“I have enjoyed the fly fishing and diving in Cuba in many ways. The flats and habitat seem endless and access is controlled and regulated so it can’t get ‘loved to death’. Add knowledgeable guides, dependable infrastructure, drop dead great scenery and some urban Cuban culture in Havana on the way in and out and it all comes together as a complete and fantastic experience.
— Brian O'Keefe (famed photographer and traveling angler)


Many people do ask me......."Why Cuba?"  Both as a traveler and angler, there is a multitude of good reasons.

First of all, Cuba has been off limits for US travelers, and a step back in time for visitors from around the world. That in itself makes it intriguing. But more intriguing is the reality of life in Cuba and how truly different it is than what most of us are used to.

Even more than with other destinations, it is important to travel to Cuba with an open mind, and not spend your time always thinking "that's not the way we would do that back home!" Because I can assure you, the Cubans will do it differently. Better yet, observe, soak it all in, sit quietly on a park bench in Havana and watch life. Most of it will surprise you. Some of what you see will be frustrating or even depressing, but much of it will amaze you in good ways.

Most surprising to me after a lot of time spent in Cuba, is how very proud the Cuban people are of their country. Some of that astonishment just comes from me being an American, and being sure that every Cuban would be unhappy with their country. I think I can say with an open mind that almost all Cubans are hoping for a better life economically. They don't want to work as hard for as little money as they receive, and they would like to have a greater availability of goods and services. Life in Cuba is hard.

But if you end up having lengthy conversations with Cubans, most believe in the revolution. Fidel Castro and Che are almost universally loved in the country, and Cubans seem to believe in the ideals they have installed. I know this is a blanket statement, and not every Cuban is going to feel this way, but it certainly does seem a pervasive attitude. And for outsiders, seeing a society where people make much more of their social interactions with their friends and neighbors is very refreshing. Cubans feel that they are all in the same situation, and seem to be very willing to help each other when they can.

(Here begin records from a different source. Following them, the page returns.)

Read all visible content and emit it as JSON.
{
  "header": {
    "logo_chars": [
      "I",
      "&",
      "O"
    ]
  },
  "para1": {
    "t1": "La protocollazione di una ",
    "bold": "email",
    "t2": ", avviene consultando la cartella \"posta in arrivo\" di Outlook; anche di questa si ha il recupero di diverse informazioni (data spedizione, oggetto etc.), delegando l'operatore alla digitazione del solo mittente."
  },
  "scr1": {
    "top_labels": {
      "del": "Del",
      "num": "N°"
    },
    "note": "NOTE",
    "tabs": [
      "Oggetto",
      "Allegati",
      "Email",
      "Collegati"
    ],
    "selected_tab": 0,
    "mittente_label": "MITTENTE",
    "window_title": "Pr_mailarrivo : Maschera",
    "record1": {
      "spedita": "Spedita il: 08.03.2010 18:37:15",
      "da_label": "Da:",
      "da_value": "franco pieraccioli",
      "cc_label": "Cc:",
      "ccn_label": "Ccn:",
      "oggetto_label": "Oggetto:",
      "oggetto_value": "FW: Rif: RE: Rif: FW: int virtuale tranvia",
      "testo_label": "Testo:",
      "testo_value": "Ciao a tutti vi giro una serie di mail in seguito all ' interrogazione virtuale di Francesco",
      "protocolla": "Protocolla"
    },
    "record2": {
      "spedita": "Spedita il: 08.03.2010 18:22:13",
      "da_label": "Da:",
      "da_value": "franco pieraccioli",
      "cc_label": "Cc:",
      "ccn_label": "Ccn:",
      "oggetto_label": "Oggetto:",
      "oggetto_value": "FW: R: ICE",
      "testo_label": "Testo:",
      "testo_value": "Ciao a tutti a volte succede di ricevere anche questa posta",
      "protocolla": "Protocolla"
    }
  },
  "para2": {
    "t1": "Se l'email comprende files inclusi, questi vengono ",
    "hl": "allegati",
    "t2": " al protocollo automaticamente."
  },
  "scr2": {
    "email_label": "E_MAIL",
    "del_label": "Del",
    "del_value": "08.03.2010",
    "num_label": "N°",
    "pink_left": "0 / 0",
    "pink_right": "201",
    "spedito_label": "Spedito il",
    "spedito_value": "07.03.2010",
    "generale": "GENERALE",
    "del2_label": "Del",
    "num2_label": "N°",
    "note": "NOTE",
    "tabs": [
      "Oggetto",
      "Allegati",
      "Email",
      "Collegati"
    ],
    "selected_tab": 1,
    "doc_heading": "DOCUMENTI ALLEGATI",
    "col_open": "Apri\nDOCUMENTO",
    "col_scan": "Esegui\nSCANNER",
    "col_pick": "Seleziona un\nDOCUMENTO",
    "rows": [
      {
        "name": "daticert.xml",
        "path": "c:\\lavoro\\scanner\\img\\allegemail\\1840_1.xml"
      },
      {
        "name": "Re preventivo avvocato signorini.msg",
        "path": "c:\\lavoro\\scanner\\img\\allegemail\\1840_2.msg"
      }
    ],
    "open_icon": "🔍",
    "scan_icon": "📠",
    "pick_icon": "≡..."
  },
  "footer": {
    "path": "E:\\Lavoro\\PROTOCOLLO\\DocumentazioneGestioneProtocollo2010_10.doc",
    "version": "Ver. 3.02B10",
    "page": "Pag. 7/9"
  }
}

Besides Cuba being just plain interesting, it is beautiful. Most outsiders have seen the photos of Havana and of the old colonial buildings now in such decay. With the backdrop of vintage American cars on the streets, and the colors of the Caribbean, it is hard to stop taking photos in Havana.

“The Caddis Fly Angling Shop has been leading trips to Cuba for the past 10 years. The pristine habitat and species diversity keep us coming back time and time again. Add getting a chance to visit a country rich in culture with a populous yearning for visitors and you have the perfect fly fishing destination.”
— Chris Daughters (owner The Caddis Fly Shop & Cedar Lodge New Zealand)

Outside Havana, the rest of Cuba also has much to offer. Cuba has some of the most beautiful beaches in all of the Caribbean. Some of the most famous are those in Varadero, Holguin, Cayo Coco and Cayo Largo. But the Cuban countryside is also beautiful, with lush green grass and trees contrasting with red soil. Of course, sugar cane fields are abundant throughout the country, as are tobacco fields in the west. But a drive through the country also exposes you to the rural lifestyle of the Cuban people which is dramatically different than what is seen in Havana. Horse drawn carriages are plentiful in the countryside, and it is not uncommon to see farmers plowing fields behind a team of oxen.